QINGDAO, China—China exported 3.4-percent fewer tires in 2009 than 2008 as a result of the global economic recession and the implementation of higher U.S. tariffs on tires imported from that country, according to Fan Rende, president of the China Rubber Industry Association.
And while he thinks the tariff—which amounts to 39 percent until Sept. 11, after which it will drop to 35 percent—will have greater influence on Chinese tire makers this year, he said the overall rubber industry in China should grow steadily and in a sustainable fashion in the years to come.
Fan made those remarks in a speech and interview at the Fifth China Rubber Conference & World Rubber Summit 2010 in Qingdao in March.
Looking at 2010 and beyond, Fan said the Chinese government will continue to stimulate the automotive industry to help it grow in China. It also will continue to invest in the development of high-speed railways, high-speed highways and its airports.
“These basic infrastructure programs will go on,” he said, “so that means they will have more demand for the tire, for the rubber pipe and also the engineering products.”
The Chinese government also will continue to support the agricultural industry in China and maintain efforts to encourage the growth of automobile and motorcycle usage in rural areas. “So the demand for the rubber industry also will be very strong,” he said.
But while these incentives should boost China's tire and rubber business, the industry will face some unfavorable factors going forward, Fan said.
“First of all, the U.S. tire dispute will impair the rubber industry,” he said. “I think there will be a long-term impairment to China.”
Environmental barriers put in place by the European Union also will have a huge impact on China's exports to Europe, Fan said.
Likewise, the weak global economy and the run-up in raw material prices, particularly natural rubber, will impact the industry. “We are not witnessing a full recovery of the rubber industry in the world,” he said.

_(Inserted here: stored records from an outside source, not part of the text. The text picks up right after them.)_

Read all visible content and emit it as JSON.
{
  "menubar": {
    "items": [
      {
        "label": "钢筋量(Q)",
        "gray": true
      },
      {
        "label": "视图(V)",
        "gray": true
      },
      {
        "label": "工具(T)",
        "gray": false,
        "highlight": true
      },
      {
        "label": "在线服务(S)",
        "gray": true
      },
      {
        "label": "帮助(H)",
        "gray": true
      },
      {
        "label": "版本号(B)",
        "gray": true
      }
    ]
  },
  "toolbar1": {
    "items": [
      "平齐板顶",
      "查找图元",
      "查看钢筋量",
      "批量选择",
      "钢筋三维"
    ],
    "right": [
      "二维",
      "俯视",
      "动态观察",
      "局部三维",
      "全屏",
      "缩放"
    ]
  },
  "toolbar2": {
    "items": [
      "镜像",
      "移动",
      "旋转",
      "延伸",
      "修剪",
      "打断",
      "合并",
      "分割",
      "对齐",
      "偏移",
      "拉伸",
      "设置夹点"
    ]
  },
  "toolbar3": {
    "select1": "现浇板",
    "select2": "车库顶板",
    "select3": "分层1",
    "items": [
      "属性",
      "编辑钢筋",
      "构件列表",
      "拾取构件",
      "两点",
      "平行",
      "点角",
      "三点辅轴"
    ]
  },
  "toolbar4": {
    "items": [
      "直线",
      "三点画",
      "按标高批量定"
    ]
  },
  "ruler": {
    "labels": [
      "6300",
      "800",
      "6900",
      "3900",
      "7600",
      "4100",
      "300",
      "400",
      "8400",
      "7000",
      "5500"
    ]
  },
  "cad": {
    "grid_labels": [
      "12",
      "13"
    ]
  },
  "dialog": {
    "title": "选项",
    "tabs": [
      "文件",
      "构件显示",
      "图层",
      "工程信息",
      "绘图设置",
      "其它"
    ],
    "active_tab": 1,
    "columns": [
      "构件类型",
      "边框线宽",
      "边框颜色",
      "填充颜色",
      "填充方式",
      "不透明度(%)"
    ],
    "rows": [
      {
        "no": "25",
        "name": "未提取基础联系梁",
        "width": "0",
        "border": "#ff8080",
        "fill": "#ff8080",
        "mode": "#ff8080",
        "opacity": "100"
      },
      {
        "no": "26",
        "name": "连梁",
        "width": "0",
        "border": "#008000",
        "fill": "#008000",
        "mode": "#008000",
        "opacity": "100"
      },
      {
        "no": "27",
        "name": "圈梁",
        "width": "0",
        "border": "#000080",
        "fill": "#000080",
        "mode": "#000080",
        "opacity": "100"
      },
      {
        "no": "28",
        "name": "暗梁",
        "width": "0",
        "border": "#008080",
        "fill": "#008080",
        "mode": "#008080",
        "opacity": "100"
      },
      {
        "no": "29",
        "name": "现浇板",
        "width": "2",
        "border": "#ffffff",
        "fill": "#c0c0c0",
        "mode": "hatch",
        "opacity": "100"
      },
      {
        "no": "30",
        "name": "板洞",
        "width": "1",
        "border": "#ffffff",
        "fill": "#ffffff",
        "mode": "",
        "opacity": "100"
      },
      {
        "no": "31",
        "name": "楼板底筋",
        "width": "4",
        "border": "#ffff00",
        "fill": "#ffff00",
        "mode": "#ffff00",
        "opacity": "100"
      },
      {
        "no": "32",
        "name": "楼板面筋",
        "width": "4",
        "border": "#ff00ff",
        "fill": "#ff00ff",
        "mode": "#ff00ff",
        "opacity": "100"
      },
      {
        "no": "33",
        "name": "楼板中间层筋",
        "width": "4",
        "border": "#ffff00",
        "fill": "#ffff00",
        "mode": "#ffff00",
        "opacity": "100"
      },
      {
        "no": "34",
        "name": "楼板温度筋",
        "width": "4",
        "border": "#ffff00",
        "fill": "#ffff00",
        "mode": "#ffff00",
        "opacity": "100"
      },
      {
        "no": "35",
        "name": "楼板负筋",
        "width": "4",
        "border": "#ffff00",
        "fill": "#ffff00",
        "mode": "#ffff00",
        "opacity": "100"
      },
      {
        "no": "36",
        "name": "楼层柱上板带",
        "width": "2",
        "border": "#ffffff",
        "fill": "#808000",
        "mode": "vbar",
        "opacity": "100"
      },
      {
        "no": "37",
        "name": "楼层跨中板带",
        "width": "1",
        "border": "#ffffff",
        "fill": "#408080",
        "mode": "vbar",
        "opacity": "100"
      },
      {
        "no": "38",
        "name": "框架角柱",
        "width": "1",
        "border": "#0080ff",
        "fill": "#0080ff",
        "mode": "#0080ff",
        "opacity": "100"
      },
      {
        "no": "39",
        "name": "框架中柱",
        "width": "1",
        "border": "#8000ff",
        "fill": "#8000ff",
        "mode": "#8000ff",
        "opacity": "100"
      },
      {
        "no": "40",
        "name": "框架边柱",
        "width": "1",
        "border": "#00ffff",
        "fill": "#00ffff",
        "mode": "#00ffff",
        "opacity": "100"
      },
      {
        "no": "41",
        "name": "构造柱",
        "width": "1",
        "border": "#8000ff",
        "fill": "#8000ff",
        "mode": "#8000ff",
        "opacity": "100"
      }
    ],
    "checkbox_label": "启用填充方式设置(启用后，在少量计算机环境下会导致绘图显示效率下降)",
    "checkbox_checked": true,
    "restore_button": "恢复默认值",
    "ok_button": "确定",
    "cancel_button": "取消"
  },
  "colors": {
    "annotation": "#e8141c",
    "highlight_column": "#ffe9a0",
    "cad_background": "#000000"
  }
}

Finally, while ongoing, the Chinese government's efforts to stimulate the domestic economy will not be as big as last year, he said.
Considering these factors, Fan said China's output of vehicle, bicycle and motorcycle tires, as well as conveyor and V-belts, should increase by about 5 to 8 percent in 2010.
Overall, he said consumption of rubber is expected to grow to 6.3 million tons in 2010, a 7.1-percent increase over 2009. China, he added, has ranked as the world's largest consumer of rubber for the past eight years.
Reviewing the performance of the tire and rubber industry in China in 2009, Fan said—citing data from CRIA member companies—that overall output was up slightly while exports were lower. Companies also were more profitable, he said, thanks primarily to lower raw material prices in 2009.
China's tire output, he said, rose to about 380 million units during the year, up 8.6 percent from 350 million units in 2008. But the rate of growth fluctuated during the year as a result of the weak economy and President Obama's decision to impose a three-year tariff on Chinese-made consumer tires exported to the U.S.
In the first 10 months of 2009, growth in output was “very slow” because of the economy and, after September, because of the tire dispute. But output began to recover in December, he said.
Fan said a strong domestic market, buoyed by the growing automobile industry in China, which now may be the world's largest, is a key reason why the country's tire and rubber industry continues to expand.
The Chinese automobile industry grew 40 percent in 2009 compared with 2008, “which means the tire industry and the rubber industry has also grown, has also very good demand from the rubber product and accessories,” Fan said.
Another factor benefiting the industry, he said, is that the tire and rubber industry has restructured with upgraded manufacturing technology that allows for a more diversified portfolio of products.
Addressing the tire and rubber industry overall, Fan called for worldwide cooperation to stimulate demand and overcome the global economic crisis.
“In the post-crisis era, the sustainable development of the world rubber industry needs the communications and the cooperation between different governments as well as the downstreams and the upstreams of the rubber industry,” he said.
Fan urged the rubber industry to contribute to the development of a low-carbon economy. “We should steadily increase the plantation area of natural rubber and to increase the quality and output,” he said.